• _REQUIRED ACTION_: Go through the entries and copy each one exactly. Leave none out.

• _GIVEN DATA_:
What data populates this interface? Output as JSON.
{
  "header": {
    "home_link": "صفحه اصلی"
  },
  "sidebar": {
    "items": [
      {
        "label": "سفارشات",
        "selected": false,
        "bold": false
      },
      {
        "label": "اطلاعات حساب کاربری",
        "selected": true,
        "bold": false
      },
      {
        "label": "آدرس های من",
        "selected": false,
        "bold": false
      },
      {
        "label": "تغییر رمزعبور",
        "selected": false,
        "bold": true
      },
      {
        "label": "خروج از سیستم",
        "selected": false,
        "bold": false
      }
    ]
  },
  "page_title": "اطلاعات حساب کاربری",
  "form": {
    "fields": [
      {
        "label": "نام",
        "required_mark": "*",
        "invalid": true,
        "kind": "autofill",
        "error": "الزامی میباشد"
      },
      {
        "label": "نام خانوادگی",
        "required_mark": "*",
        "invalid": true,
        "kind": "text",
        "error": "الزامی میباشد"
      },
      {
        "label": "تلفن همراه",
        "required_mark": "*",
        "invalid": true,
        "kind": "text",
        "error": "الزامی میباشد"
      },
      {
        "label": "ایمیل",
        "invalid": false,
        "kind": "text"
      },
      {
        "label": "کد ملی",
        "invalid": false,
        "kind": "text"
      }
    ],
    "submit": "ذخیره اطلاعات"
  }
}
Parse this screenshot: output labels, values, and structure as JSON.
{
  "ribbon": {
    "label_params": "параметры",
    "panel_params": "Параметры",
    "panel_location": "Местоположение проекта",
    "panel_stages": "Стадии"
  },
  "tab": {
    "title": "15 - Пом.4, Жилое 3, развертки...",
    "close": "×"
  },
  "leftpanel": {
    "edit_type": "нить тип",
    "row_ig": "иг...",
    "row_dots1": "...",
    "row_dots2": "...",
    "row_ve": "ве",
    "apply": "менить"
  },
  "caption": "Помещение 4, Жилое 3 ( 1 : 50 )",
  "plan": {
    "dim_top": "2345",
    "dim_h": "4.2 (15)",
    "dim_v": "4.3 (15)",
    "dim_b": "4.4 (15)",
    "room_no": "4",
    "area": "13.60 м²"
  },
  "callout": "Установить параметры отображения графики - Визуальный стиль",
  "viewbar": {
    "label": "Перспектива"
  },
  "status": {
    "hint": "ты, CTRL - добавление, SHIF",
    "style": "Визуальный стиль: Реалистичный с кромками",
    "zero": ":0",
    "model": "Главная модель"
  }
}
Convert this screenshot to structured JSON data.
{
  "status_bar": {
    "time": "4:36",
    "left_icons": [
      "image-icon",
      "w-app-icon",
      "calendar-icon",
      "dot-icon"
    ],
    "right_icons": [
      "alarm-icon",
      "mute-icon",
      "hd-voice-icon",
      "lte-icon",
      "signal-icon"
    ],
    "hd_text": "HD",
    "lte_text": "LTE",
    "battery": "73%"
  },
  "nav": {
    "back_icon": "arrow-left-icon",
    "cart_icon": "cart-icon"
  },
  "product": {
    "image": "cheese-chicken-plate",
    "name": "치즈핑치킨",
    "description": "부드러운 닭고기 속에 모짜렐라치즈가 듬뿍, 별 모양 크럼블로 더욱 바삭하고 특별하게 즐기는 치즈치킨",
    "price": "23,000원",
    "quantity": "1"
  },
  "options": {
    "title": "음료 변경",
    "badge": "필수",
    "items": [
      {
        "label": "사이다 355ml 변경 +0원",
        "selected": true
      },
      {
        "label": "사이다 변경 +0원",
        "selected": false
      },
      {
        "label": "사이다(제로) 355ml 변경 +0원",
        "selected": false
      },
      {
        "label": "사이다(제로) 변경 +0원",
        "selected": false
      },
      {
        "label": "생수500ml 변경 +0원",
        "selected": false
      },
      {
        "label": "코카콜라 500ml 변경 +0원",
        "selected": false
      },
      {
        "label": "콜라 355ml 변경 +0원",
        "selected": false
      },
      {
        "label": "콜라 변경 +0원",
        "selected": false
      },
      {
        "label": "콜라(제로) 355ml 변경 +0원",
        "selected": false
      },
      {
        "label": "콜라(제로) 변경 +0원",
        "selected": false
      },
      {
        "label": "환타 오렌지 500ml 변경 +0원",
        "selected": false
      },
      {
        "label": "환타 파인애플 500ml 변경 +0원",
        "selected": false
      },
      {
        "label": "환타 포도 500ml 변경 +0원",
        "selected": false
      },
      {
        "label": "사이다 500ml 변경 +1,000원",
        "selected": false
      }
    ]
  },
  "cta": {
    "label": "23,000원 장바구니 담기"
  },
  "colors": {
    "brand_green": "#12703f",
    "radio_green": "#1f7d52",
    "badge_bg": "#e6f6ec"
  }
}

• _TASK ANSWER_:
What data populates this interface? Output as JSON.
{
  "header": {
    "home_link": "صفحه اصلی"
  },
  "sidebar": {
    "items": [
      {
        "label": "سفارشات",
        "selected": false,
        "bold": false
      },
      {
        "label": "اطلاعات حساب کاربری",
        "selected": true,
        "bold": false
      },
      {
        "label": "آدرس های من",
        "selected": false,
        "bold": false
      },
      {
        "label": "تغییر رمزعبور",
        "selected": false,
        "bold": true
      },
      {
        "label": "خروج از سیستم",
        "selected": false,
        "bold": false
      }
    ]
  },
  "page_title": "اطلاعات حساب کاربری",
  "form": {
    "fields": [
      {
        "label": "نام",
        "required_mark": "*",
        "invalid": true,
        "kind": "autofill",
        "error": "الزامی میباشد"
      },
      {
        "label": "نام خانوادگی",
        "required_mark": "*",
        "invalid": true,
        "kind": "text",
        "error": "الزامی میباشد"
      },
      {
        "label": "تلفن همراه",
        "required_mark": "*",
        "invalid": true,
        "kind": "text",
        "error": "الزامی میباشد"
      },
      {
        "label": "ایمیل",
        "invalid": false,
        "kind": "text"
      },
      {
        "label": "کد ملی",
        "invalid": false,
        "kind": "text"
      }
    ],
    "submit": "ذخیره اطلاعات"
  }
}
Parse this screenshot: output labels, values, and structure as JSON.
{
  "ribbon": {
    "label_params": "параметры",
    "panel_params": "Параметры",
    "panel_location": "Местоположение проекта",
    "panel_stages": "Стадии"
  },
  "tab": {
    "title": "15 - Пом.4, Жилое 3, развертки...",
    "close": "×"
  },
  "leftpanel": {
    "edit_type": "нить тип",
    "row_ig": "иг...",
    "row_dots1": "...",
    "row_dots2": "...",
    "row_ve": "ве",
    "apply": "менить"
  },
  "caption": "Помещение 4, Жилое 3 ( 1 : 50 )",
  "plan": {
    "dim_top": "2345",
    "dim_h": "4.2 (15)",
    "dim_v": "4.3 (15)",
    "dim_b": "4.4 (15)",
    "room_no": "4",
    "area": "13.60 м²"
  },
  "callout": "Установить параметры отображения графики - Визуальный стиль",
  "viewbar": {
    "label": "Перспектива"
  },
  "status": {
    "hint": "ты, CTRL - добавление, SHIF",
    "style": "Визуальный стиль: Реалистичный с кромками",
    "zero": ":0",
    "model": "Главная модель"
  }
}
Convert this screenshot to structured JSON data.
{
  "status_bar": {
    "time": "4:36",
    "left_icons": [
      "image-icon",
      "w-app-icon",
      "calendar-icon",
      "dot-icon"
    ],
    "right_icons": [
      "alarm-icon",
      "mute-icon",
      "hd-voice-icon",
      "lte-icon",
      "signal-icon"
    ],
    "hd_text": "HD",
    "lte_text": "LTE",
    "battery": "73%"
  },
  "nav": {
    "back_icon": "arrow-left-icon",
    "cart_icon": "cart-icon"
  },
  "product": {
    "image": "cheese-chicken-plate",
    "name": "치즈핑치킨",
    "description": "부드러운 닭고기 속에 모짜렐라치즈가 듬뿍, 별 모양 크럼블로 더욱 바삭하고 특별하게 즐기는 치즈치킨",
    "price": "23,000원",
    "quantity": "1"
  },
  "options": {
    "title": "음료 변경",
    "badge": "필수",
    "items": [
      {
        "label": "사이다 355ml 변경 +0원",
        "selected": true
      },
      {
        "label": "사이다 변경 +0원",
        "selected": false
      },
      {
        "label": "사이다(제로) 355ml 변경 +0원",
        "selected": false
      },
      {
        "label": "사이다(제로) 변경 +0원",
        "selected": false
      },
      {
        "label": "생수500ml 변경 +0원",
        "selected": false
      },
      {
        "label": "코카콜라 500ml 변경 +0원",
        "selected": false
      },
      {
        "label": "콜라 355ml 변경 +0원",
        "selected": false
      },
      {
        "label": "콜라 변경 +0원",
        "selected": false
      },
      {
        "label": "콜라(제로) 355ml 변경 +0원",
        "selected": false
      },
      {
        "label": "콜라(제로) 변경 +0원",
        "selected": false
      },
      {
        "label": "환타 오렌지 500ml 변경 +0원",
        "selected": false
      },
      {
        "label": "환타 파인애플 500ml 변경 +0원",
        "selected": false
      },
      {
        "label": "환타 포도 500ml 변경 +0원",
        "selected": false
      },
      {
        "label": "사이다 500ml 변경 +1,000원",
        "selected": false
      }
    ]
  },
  "cta": {
    "label": "23,000원 장바구니 담기"
  },
  "colors": {
    "brand_green": "#12703f",
    "radio_green": "#1f7d52",
    "badge_bg": "#e6f6ec"
  }
}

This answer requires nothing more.